| Amal Dutta: Feet first
Amal Dutta, of “fluid diamond” fame, will be fit to kick a football in a few weeks. The veteran coach was discharged from Apollo Gleneagles Hospitals on Tuesday, a week after a bypass surgery for acute unstable angina.
“I am feeling better than ever before and can’t wait to get back to action on the pitch with my wards,” said Dutta, with a demonstrative quick-jog down the hospital corridor. Dutta, who had rekindled Calcutta’s dwindling passion for the game late last decade with his attractive brand of soccer in Mohun Bagan colours, has reasons to feel buoyant.
Unlike in routine CABG (coronary artery bypass grafting), his bypass surgery was done on a beating heart using a single incision on his chest. Three grafts were sutured in place, covering all areas of the heart, and most important, sparing his legs. The usual practice is to take veins from the leg and use them for the artery grafts. “But the leg wound often takes a long time to heal and the patient’s mobility is severely hampered. Considering his (Dutta’s) vocation, we did a different procedure on him, entailing just one cut on the chest, thus saving his golden legs from injury,” explained Ramesh Sheshadhri, director, cardiovascular surgery, Apollo Gleneagles.
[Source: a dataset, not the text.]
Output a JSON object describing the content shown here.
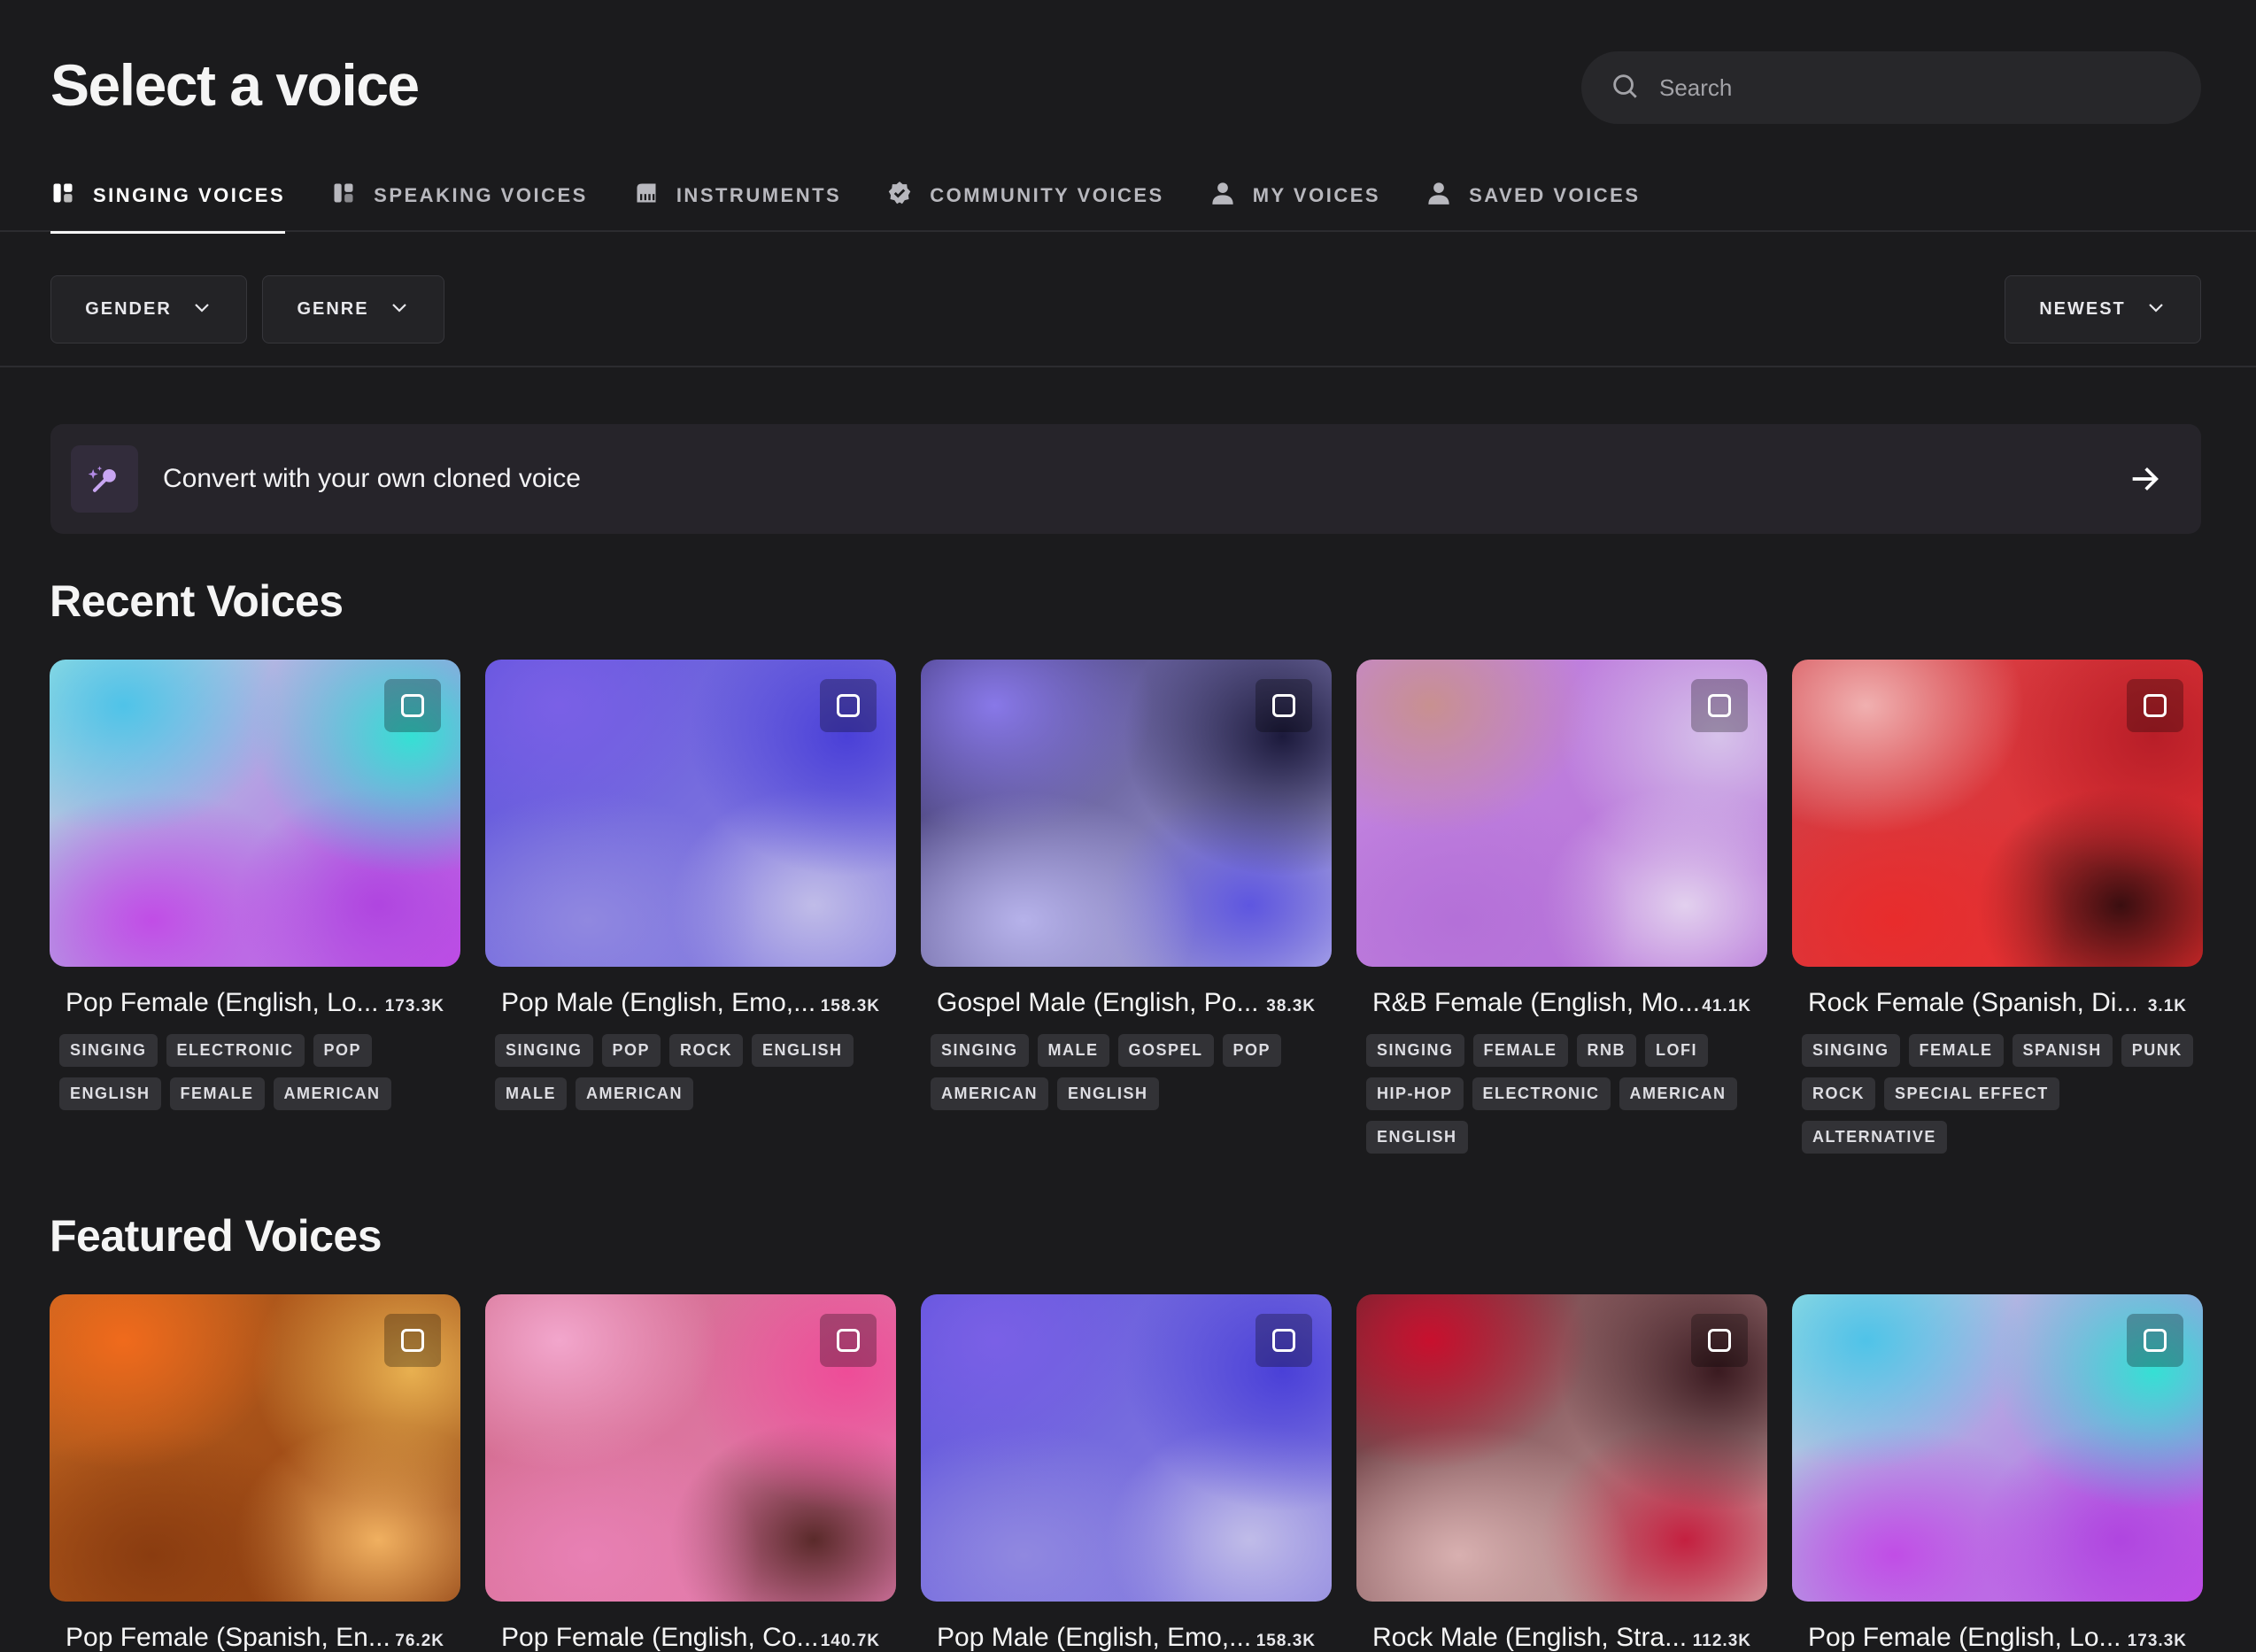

In the Rima-Lima Y technique used to treat Dutta’s left-main disease, both the left internal mammary artery (Lima) and the right internal mammary artery (Rima) were taken to create a Y formation to bypass all the blocked arteries.
“Unlike the more common vein-to-artery process, this is artery-to-artery, which is a much happier option, since veins are structurally and functionally not suited to match with arteries. Besides, size and quality of veins are not standardised and vary from individual to individual,” said Sheshadhri, who has now done close to 100 such cases in the city.
Apart from the single incision, which spares the limbs, chances of recurring problems are much less in the Rima-Lima Y technique than in vein grafts. “Of course, it is technically more demanding and the margin for error is minimal,” he observed. Over a period of eight to 10 years, around 50-60 per cent of patients would have their vein grafts occluded, thus needing redo surgery or angioplasty.
“This is because veins are from a low-pressure system and not used to a high-pressure environment, where those are grafted,” said Sheshadhri. But Rima-Lima surgeries, which come for the same package cost as a regular CABG, have a longer success rate.
The artery-to-artery grafting technique could also be a boon for high-risk groups like diabetics, obese individuals or those with high cholesterol, for whom a leg wound can be “a really vexatious” issue.